▶ _Task objective_: Go through the data that follows and restate each line exactly as it reads.

(Exercise materials Opens)

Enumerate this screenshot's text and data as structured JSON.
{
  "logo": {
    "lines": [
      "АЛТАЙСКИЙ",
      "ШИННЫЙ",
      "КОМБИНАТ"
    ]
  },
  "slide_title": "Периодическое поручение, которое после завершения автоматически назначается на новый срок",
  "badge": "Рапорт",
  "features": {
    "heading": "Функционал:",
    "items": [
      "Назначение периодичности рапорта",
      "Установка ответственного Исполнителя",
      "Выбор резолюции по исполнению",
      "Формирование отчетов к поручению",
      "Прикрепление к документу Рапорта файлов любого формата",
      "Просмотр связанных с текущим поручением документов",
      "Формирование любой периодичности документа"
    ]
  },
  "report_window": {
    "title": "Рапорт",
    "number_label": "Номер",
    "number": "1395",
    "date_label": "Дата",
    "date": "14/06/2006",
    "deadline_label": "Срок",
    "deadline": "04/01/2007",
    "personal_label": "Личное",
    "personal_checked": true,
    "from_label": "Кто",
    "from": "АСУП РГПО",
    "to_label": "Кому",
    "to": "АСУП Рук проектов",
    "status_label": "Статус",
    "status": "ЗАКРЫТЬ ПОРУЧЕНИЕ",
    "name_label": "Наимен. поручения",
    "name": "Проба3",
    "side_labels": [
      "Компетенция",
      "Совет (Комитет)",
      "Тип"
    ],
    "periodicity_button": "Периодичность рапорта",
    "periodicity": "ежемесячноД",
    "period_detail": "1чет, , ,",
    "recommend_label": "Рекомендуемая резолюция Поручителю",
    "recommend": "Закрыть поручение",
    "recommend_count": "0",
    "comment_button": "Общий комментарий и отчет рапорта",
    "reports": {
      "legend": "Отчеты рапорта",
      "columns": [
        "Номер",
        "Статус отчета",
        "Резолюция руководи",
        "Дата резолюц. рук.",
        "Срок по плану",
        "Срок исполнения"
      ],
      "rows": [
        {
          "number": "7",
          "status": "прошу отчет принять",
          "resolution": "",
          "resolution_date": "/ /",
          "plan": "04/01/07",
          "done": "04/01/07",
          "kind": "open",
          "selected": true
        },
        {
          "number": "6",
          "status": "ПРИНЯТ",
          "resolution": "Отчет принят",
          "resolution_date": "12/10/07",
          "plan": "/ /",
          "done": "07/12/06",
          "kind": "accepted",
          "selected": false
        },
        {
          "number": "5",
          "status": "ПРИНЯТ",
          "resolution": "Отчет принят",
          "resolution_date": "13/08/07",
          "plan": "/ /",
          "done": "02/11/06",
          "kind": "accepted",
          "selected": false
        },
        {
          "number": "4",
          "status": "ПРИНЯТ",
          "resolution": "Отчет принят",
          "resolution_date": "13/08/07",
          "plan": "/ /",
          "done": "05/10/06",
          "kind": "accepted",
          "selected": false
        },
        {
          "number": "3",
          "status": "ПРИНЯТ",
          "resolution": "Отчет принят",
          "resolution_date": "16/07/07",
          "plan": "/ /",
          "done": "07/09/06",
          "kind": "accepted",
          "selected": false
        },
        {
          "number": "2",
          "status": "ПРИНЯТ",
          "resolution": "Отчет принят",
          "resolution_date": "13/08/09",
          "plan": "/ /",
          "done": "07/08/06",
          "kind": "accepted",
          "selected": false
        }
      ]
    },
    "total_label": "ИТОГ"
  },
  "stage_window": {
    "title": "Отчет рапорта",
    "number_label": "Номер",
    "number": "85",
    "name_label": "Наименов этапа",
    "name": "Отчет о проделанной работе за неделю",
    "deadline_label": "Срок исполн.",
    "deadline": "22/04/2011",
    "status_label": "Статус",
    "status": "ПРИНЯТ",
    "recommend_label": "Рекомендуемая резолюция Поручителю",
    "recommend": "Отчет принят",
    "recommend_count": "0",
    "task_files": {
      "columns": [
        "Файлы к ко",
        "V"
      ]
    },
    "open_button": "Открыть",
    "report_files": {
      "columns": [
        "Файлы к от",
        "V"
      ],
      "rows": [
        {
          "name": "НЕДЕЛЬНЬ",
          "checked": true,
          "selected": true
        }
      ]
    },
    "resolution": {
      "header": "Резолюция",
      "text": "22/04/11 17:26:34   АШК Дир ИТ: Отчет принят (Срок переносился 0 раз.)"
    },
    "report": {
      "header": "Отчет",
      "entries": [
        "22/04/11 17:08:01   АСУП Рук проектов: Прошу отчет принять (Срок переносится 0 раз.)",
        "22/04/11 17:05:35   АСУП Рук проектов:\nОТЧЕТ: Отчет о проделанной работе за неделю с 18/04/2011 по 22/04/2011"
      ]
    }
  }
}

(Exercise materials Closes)

▶ _Answer box_:
Enumerate this screenshot's text and data as structured JSON.
{
  "logo": {
    "lines": [
      "АЛТАЙСКИЙ",
      "ШИННЫЙ",
      "КОМБИНАТ"
    ]
  },
  "slide_title": "Периодическое поручение, которое после завершения автоматически назначается на новый срок",
  "badge": "Рапорт",
  "features": {
    "heading": "Функционал:",
    "items": [
      "Назначение периодичности рапорта",
      "Установка ответственного Исполнителя",
      "Выбор резолюции по исполнению",
      "Формирование отчетов к поручению",
      "Прикрепление к документу Рапорта файлов любого формата",
      "Просмотр связанных с текущим поручением документов",
      "Формирование любой периодичности документа"
    ]
  },
  "report_window": {
    "title": "Рапорт",
    "number_label": "Номер",
    "number": "1395",
    "date_label": "Дата",
    "date": "14/06/2006",
    "deadline_label": "Срок",
    "deadline": "04/01/2007",
    "personal_label": "Личное",
    "personal_checked": true,
    "from_label": "Кто",
    "from": "АСУП РГПО",
    "to_label": "Кому",
    "to": "АСУП Рук проектов",
    "status_label": "Статус",
    "status": "ЗАКРЫТЬ ПОРУЧЕНИЕ",
    "name_label": "Наимен. поручения",
    "name": "Проба3",
    "side_labels": [
      "Компетенция",
      "Совет (Комитет)",
      "Тип"
    ],
    "periodicity_button": "Периодичность рапорта",
    "periodicity": "ежемесячноД",
    "period_detail": "1чет, , ,",
    "recommend_label": "Рекомендуемая резолюция Поручителю",
    "recommend": "Закрыть поручение",
    "recommend_count": "0",
    "comment_button": "Общий комментарий и отчет рапорта",
    "reports": {
      "legend": "Отчеты рапорта",
      "columns": [
        "Номер",
        "Статус отчета",
        "Резолюция руководи",
        "Дата резолюц. рук.",
        "Срок по плану",
        "Срок исполнения"
      ],
      "rows": [
        {
          "number": "7",
          "status": "прошу отчет принять",
          "resolution": "",
          "resolution_date": "/ /",
          "plan": "04/01/07",
          "done": "04/01/07",
          "kind": "open",
          "selected": true
        },
        {
          "number": "6",
          "status": "ПРИНЯТ",
          "resolution": "Отчет принят",
          "resolution_date": "12/10/07",
          "plan": "/ /",
          "done": "07/12/06",
          "kind": "accepted",
          "selected": false
        },
        {
          "number": "5",
          "status": "ПРИНЯТ",
          "resolution": "Отчет принят",
          "resolution_date": "13/08/07",
          "plan": "/ /",
          "done": "02/11/06",
          "kind": "accepted",
          "selected": false
        },
        {
          "number": "4",
          "status": "ПРИНЯТ",
          "resolution": "Отчет принят",
          "resolution_date": "13/08/07",
          "plan": "/ /",
          "done": "05/10/06",
          "kind": "accepted",
          "selected": false
        },
        {
          "number": "3",
          "status": "ПРИНЯТ",
          "resolution": "Отчет принят",
          "resolution_date": "16/07/07",
          "plan": "/ /",
          "done": "07/09/06",
          "kind": "accepted",
          "selected": false
        },
        {
          "number": "2",
          "status": "ПРИНЯТ",
          "resolution": "Отчет принят",
          "resolution_date": "13/08/09",
          "plan": "/ /",
          "done": "07/08/06",
          "kind": "accepted",
          "selected": false
        }
      ]
    },
    "total_label": "ИТОГ"
  },
  "stage_window": {
    "title": "Отчет рапорта",
    "number_label": "Номер",
    "number": "85",
    "name_label": "Наименов этапа",
    "name": "Отчет о проделанной работе за неделю",
    "deadline_label": "Срок исполн.",
    "deadline": "22/04/2011",
    "status_label": "Статус",
    "status": "ПРИНЯТ",
    "recommend_label": "Рекомендуемая резолюция Поручителю",
    "recommend": "Отчет принят",
    "recommend_count": "0",
    "task_files": {
      "columns": [
        "Файлы к ко",
        "V"
      ]
    },
    "open_button": "Открыть",
    "report_files": {
      "columns": [
        "Файлы к от",
        "V"
      ],
      "rows": [
        {
          "name": "НЕДЕЛЬНЬ",
          "checked": true,
          "selected": true
        }
      ]
    },
    "resolution": {
      "header": "Резолюция",
      "text": "22/04/11 17:26:34   АШК Дир ИТ: Отчет принят (Срок переносился 0 раз.)"
    },
    "report": {
      "header": "Отчет",
      "entries": [
        "22/04/11 17:08:01   АСУП Рук проектов: Прошу отчет принять (Срок переносится 0 раз.)",
        "22/04/11 17:05:35   АСУП Рук проектов:\nОТЧЕТ: Отчет о проделанной работе за неделю с 18/04/2011 по 22/04/2011"
      ]
    }
  }
}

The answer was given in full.